Quantifying and closing the financing gaps
In their report, Global Health 2035, the Commission on Investing in Health called on the international community to increase support for the following core areas of health:
- Supporting global public goods such as research and development
- Managing global and cross-border threats such as antimicrobial resistance
- Fostering leadership and stewardship of the global health system.
The Evidence to Policy Initiative (E2Pi) advances evidence on these "global functions" of health that address transnational health challenges such as pandemic preparedness and R&D for poverty-related and neglected diseases. This project aims to quantify and close the financing gap for these critical yet underfunded global functions.
The Commission argued that support of these functions was necessary to achieve a “grand convergence” in health and prevent future threats. Yet our analysis of donor financing for health by function shows that only one-fifth of official development assistance for health is directed towards global functions, far less than what is needed.

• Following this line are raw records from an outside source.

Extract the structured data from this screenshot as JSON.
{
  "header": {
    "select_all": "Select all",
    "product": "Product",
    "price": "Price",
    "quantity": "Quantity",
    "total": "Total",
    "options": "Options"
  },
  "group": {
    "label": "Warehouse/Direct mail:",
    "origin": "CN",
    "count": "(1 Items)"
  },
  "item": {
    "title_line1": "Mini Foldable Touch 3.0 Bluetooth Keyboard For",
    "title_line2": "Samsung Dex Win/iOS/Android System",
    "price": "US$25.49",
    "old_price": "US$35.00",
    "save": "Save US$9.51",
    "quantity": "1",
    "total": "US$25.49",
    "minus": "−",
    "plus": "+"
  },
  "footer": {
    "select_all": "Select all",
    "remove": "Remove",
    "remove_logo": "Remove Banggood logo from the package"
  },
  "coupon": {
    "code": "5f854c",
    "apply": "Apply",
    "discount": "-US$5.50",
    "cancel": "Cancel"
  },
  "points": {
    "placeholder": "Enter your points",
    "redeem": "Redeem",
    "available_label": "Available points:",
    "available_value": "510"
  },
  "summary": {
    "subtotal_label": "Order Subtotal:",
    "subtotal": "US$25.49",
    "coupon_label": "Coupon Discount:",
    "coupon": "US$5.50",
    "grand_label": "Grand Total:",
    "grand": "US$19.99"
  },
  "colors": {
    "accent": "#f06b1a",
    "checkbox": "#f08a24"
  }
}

To address this problem, E2Pi is conducting research to develop empirical estimates of how much funding is needed to support global functions. Our team is developing “price tags” for what it would cost to produce the vaccines, drugs, and diagnostic tools currently in the product development pipeline for epidemic and pandemic preparedness and for poverty-related and neglected diseases. We also are identifying mechanisms and policy solutions to help close financing gaps for these critical global functions.

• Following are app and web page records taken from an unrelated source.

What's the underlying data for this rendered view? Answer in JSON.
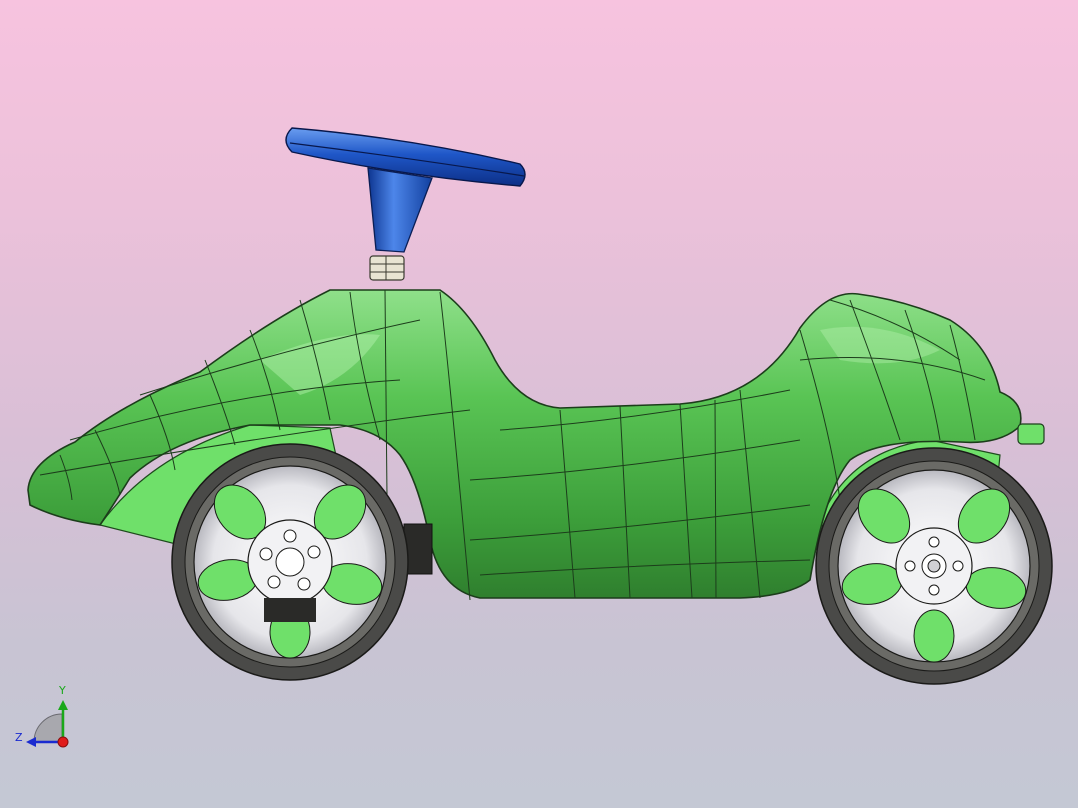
{
  "viewport": {
    "background_top": "#f7c3df",
    "background_bottom": "#c4c8d4"
  },
  "model": {
    "parts": [
      {
        "name": "body",
        "color": "#54c04f"
      },
      {
        "name": "steering-wheel",
        "color": "#1f57c8"
      },
      {
        "name": "wheel",
        "color": "#4a4a48"
      }
    ]
  },
  "triad": {
    "y_label": "Y",
    "z_label": "Z",
    "y_color": "#1aa81a",
    "z_color": "#1a2ad0",
    "x_color": "#e01b1b"
  }
}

E2Pi partners with SEEK Development and the Center for Policy Impact in Global Health at Duke University, which leads the project.